- [What you need to do]: For each line in the records that contains "data", make a copy.

Records excerpted from a collection:
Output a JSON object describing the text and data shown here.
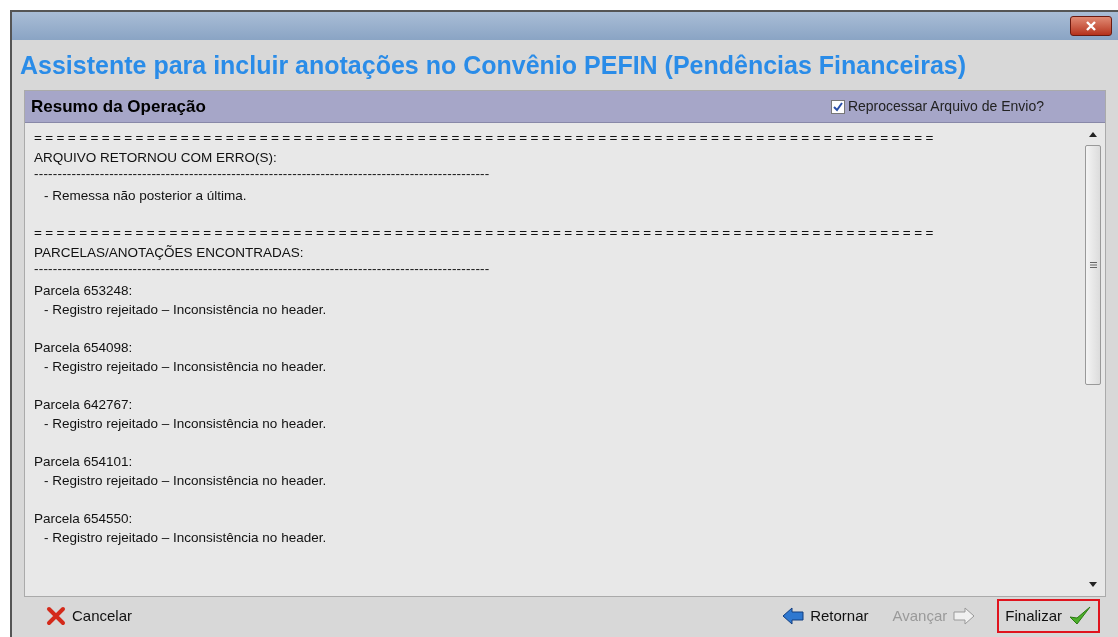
{
  "window": {
    "title": "Assistente para incluir anotações no Convênio PEFIN (Pendências Financeiras)"
  },
  "panel": {
    "title": "Resumo da Operação",
    "reprocess": {
      "label": "Reprocessar Arquivo de Envio?",
      "checked": true
    }
  },
  "log": [
    {
      "kind": "rule",
      "text": "================================================================================"
    },
    {
      "kind": "heading",
      "text": "ARQUIVO RETORNOU COM ERRO(S):"
    },
    {
      "kind": "dashes",
      "text": "-------------------------------------------------------------------------------------------------"
    },
    {
      "kind": "item",
      "text": "- Remessa não posterior a última."
    },
    {
      "kind": "gap"
    },
    {
      "kind": "rule",
      "text": "================================================================================"
    },
    {
      "kind": "heading",
      "text": "PARCELAS/ANOTAÇÕES ENCONTRADAS:"
    },
    {
      "kind": "dashes",
      "text": "-------------------------------------------------------------------------------------------------"
    },
    {
      "kind": "heading",
      "text": "Parcela 653248:"
    },
    {
      "kind": "item",
      "text": "- Registro rejeitado – Inconsistência no header."
    },
    {
      "kind": "gap"
    },
    {
      "kind": "heading",
      "text": "Parcela 654098:"
    },
    {
      "kind": "item",
      "text": "- Registro rejeitado – Inconsistência no header."
    },
    {
      "kind": "gap"
    },
    {
      "kind": "heading",
      "text": "Parcela 642767:"
    },
    {
      "kind": "item",
      "text": "- Registro rejeitado – Inconsistência no header."
    },
    {
      "kind": "gap"
    },
    {
      "kind": "heading",
      "text": "Parcela 654101:"
    },
    {
      "kind": "item",
      "text": "- Registro rejeitado – Inconsistência no header."
    },
    {
      "kind": "gap"
    },
    {
      "kind": "heading",
      "text": "Parcela 654550:"
    },
    {
      "kind": "item",
      "text": "- Registro rejeitado – Inconsistência no header."
    }
  ],
  "buttons": [
    {
      "kind": "cancel",
      "label": "Cancelar",
      "disabled": false,
      "highlighted": false
    },
    {
      "kind": "back",
      "label": "Retornar",
      "disabled": false,
      "highlighted": false
    },
    {
      "kind": "next",
      "label": "Avançar",
      "disabled": true,
      "highlighted": false
    },
    {
      "kind": "finish",
      "label": "Finalizar",
      "disabled": false,
      "highlighted": true
    }
  ]
}
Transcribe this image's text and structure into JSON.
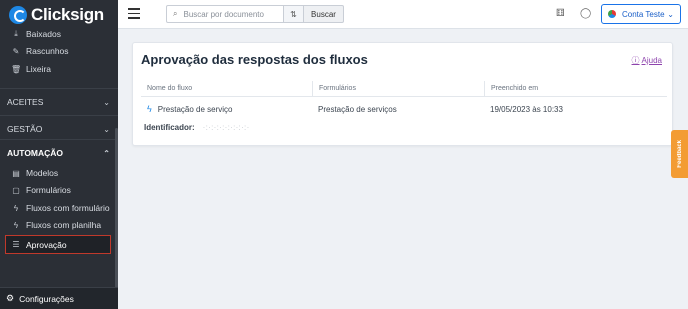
{
  "brand": {
    "name": "Clicksign"
  },
  "sidebar": {
    "items_top": [
      {
        "label": "Baixados",
        "icon": "download-icon"
      },
      {
        "label": "Rascunhos",
        "icon": "draft-icon"
      },
      {
        "label": "Lixeira",
        "icon": "trash-icon"
      }
    ],
    "sections": [
      {
        "label": "ACEITES"
      },
      {
        "label": "GESTÃO"
      },
      {
        "label": "AUTOMAÇÃO"
      }
    ],
    "automation_items": [
      {
        "label": "Modelos",
        "icon": "template-icon"
      },
      {
        "label": "Formulários",
        "icon": "form-icon"
      },
      {
        "label": "Fluxos com formulário",
        "icon": "lightning-icon"
      },
      {
        "label": "Fluxos com planilha",
        "icon": "lightning-icon"
      },
      {
        "label": "Aprovação",
        "icon": "checklist-icon"
      }
    ],
    "settings_label": "Configurações"
  },
  "topbar": {
    "search_placeholder": "Buscar por documento",
    "search_button": "Buscar",
    "account_label": "Conta Teste"
  },
  "main": {
    "title": "Aprovação das respostas dos fluxos",
    "help_label": "Ajuda",
    "columns": [
      "Nome do fluxo",
      "Formulários",
      "Preenchido em"
    ],
    "row": {
      "flow_name": "Prestação de serviço",
      "form": "Prestação de serviços",
      "filled_at": "19/05/2023 às 10:33"
    },
    "identifier_label": "Identificador:",
    "identifier_value": "·:·:·:·:·:·:·:·:·"
  },
  "feedback_label": "Feedback"
}
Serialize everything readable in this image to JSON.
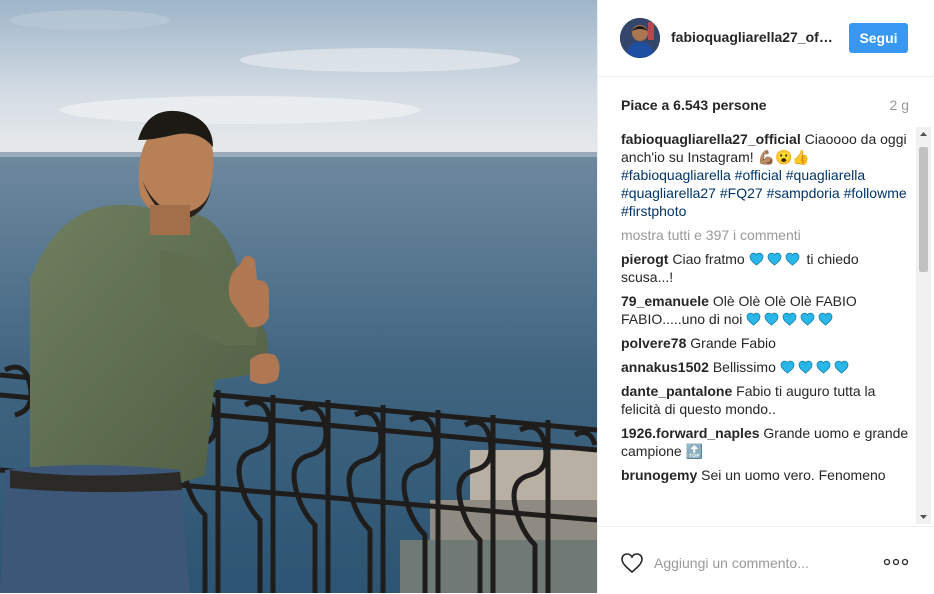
{
  "post": {
    "username": "fabioquagliarella27_official",
    "follow_label": "Segui",
    "likes_text": "Piace a 6.543 persone",
    "age": "2 g",
    "caption_user": "fabioquagliarella27_official",
    "caption_text": "Ciaoooo da oggi anch'io su Instagram! 💪🏽😮👍",
    "caption_hashtags": [
      "#fabioquagliarella",
      "#official",
      "#quagliarella",
      "#quagliarella27",
      "#FQ27",
      "#sampdoria",
      "#followme",
      "#firstphoto"
    ],
    "show_all_comments": "mostra tutti e 397 i commenti",
    "add_comment_placeholder": "Aggiungi un commento..."
  },
  "comments": [
    {
      "user": "pierogt",
      "before": "Ciao fratmo",
      "hearts": 3,
      "after": "ti chiedo scusa...!"
    },
    {
      "user": "79_emanuele",
      "before": "Olè Olè Olè Olè FABIO FABIO.....uno di noi",
      "hearts": 5,
      "after": ""
    },
    {
      "user": "polvere78",
      "before": "Grande Fabio",
      "hearts": 0,
      "after": ""
    },
    {
      "user": "annakus1502",
      "before": "Bellissimo",
      "hearts": 4,
      "after": ""
    },
    {
      "user": "dante_pantalone",
      "before": "Fabio ti auguro tutta la felicità di questo mondo..",
      "hearts": 0,
      "after": ""
    },
    {
      "user": "1926.forward_naples",
      "before": "Grande uomo e grande campione",
      "hearts": 0,
      "after": "🔝"
    },
    {
      "user": "brunogemy",
      "before": "Sei un uomo vero. Fenomeno",
      "hearts": 0,
      "after": ""
    }
  ],
  "icons": {
    "like": "heart-outline-icon",
    "more": "more-options-icon",
    "heart_emoji": "blue-heart-emoji"
  },
  "colors": {
    "accent": "#3897f0",
    "hashtag": "#003569",
    "muted": "#999999",
    "heart_emoji": "#29b6e8"
  }
}
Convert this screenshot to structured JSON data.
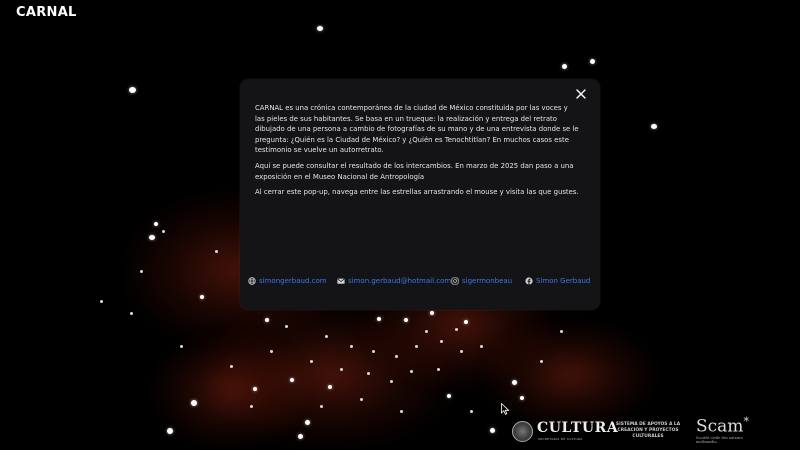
{
  "app": {
    "title": "CARNAL"
  },
  "modal": {
    "close_icon": "close-icon",
    "paragraphs": [
      "CARNAL es una crónica contemporánea de la ciudad de México constituida por las voces y las pieles de sus habitantes. Se basa en un trueque: la realización y entrega del retrato dibujado de una persona a cambio de fotografías de su mano y de una entrevista donde se le pregunta: ¿Quién es la Ciudad de México? y ¿Quién es Tenochtitlan? En muchos casos este testimonio se vuelve un autorretrato.",
      "Aquí se puede consultar el resultado de los intercambios. En marzo de 2025 dan paso a una exposición en el Museo Nacional de Antropología",
      "Al cerrar este pop-up, navega entre las estrellas arrastrando el mouse y visita las que gustes."
    ],
    "links": [
      {
        "icon": "globe-icon",
        "label": "simongerbaud.com"
      },
      {
        "icon": "mail-icon",
        "label": "simon.gerbaud@hotmail.com"
      },
      {
        "icon": "instagram-icon",
        "label": "sigermonbeau"
      },
      {
        "icon": "facebook-icon",
        "label": "Simon Gerbaud"
      }
    ],
    "link_color": "#3b78e6"
  },
  "footer": {
    "cultura": {
      "name": "CULTURA",
      "sub": "SECRETARÍA DE CULTURA"
    },
    "sistema": "SISTEMA DE APOYOS A LA CREACIÓN Y PROYECTOS CULTURALES",
    "scam": {
      "name": "Scam",
      "star": "*",
      "sub": "Société civile des auteurs multimedia"
    }
  },
  "colors": {
    "background": "#000000",
    "modal": "#141416",
    "nebula": "#96281a"
  }
}
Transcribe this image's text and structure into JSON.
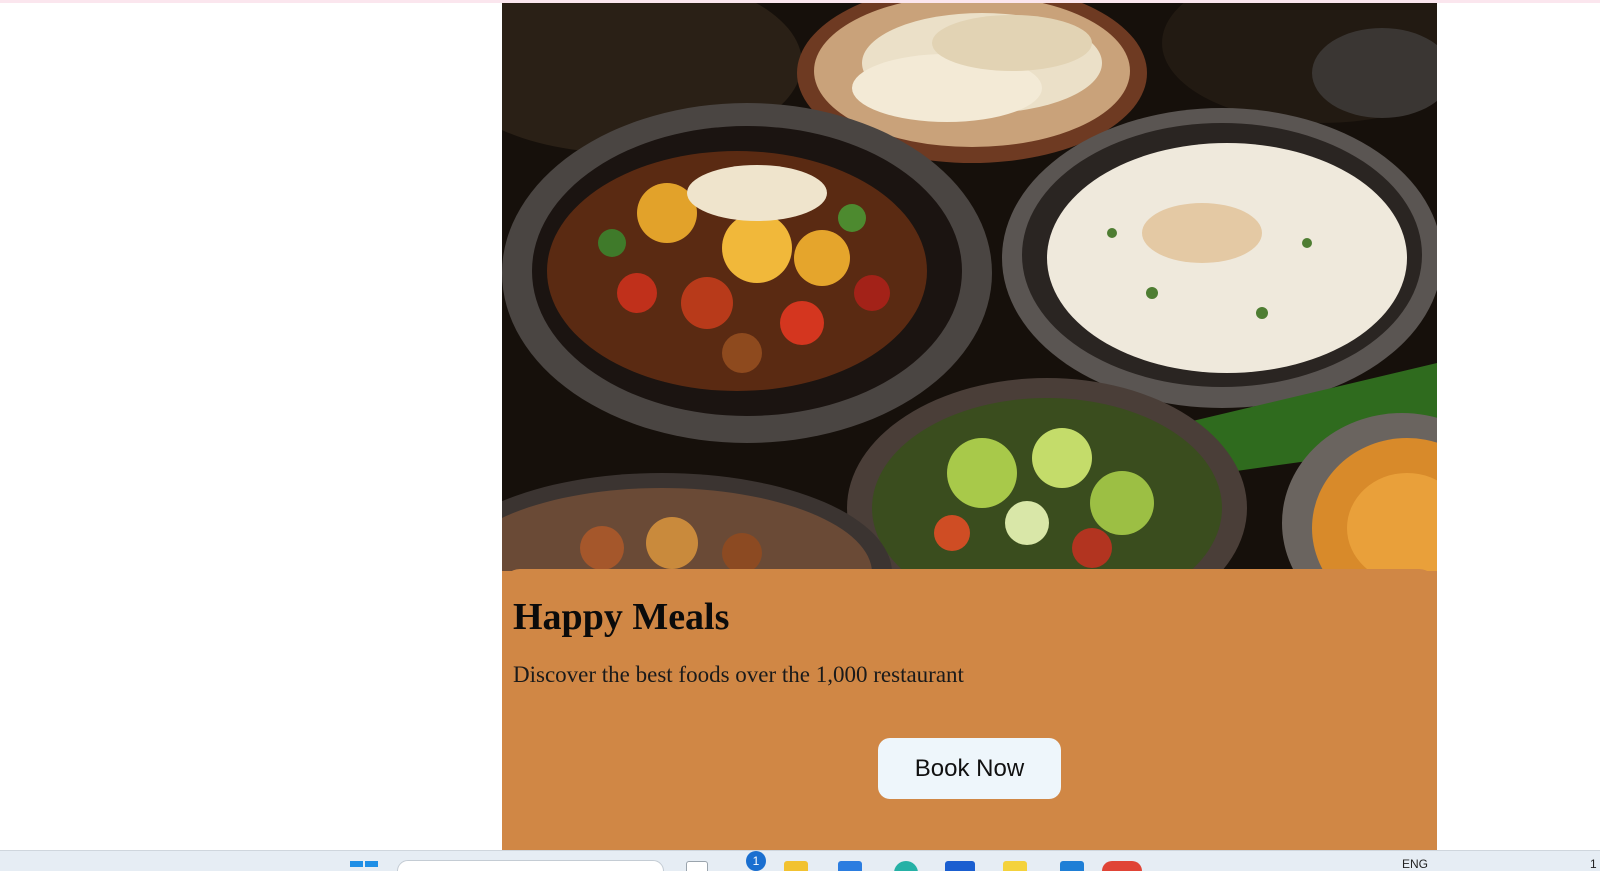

- [Exercise answer]:
Output a JSON object describing the text and data shown here.
Convert this screenshot to structured JSON data.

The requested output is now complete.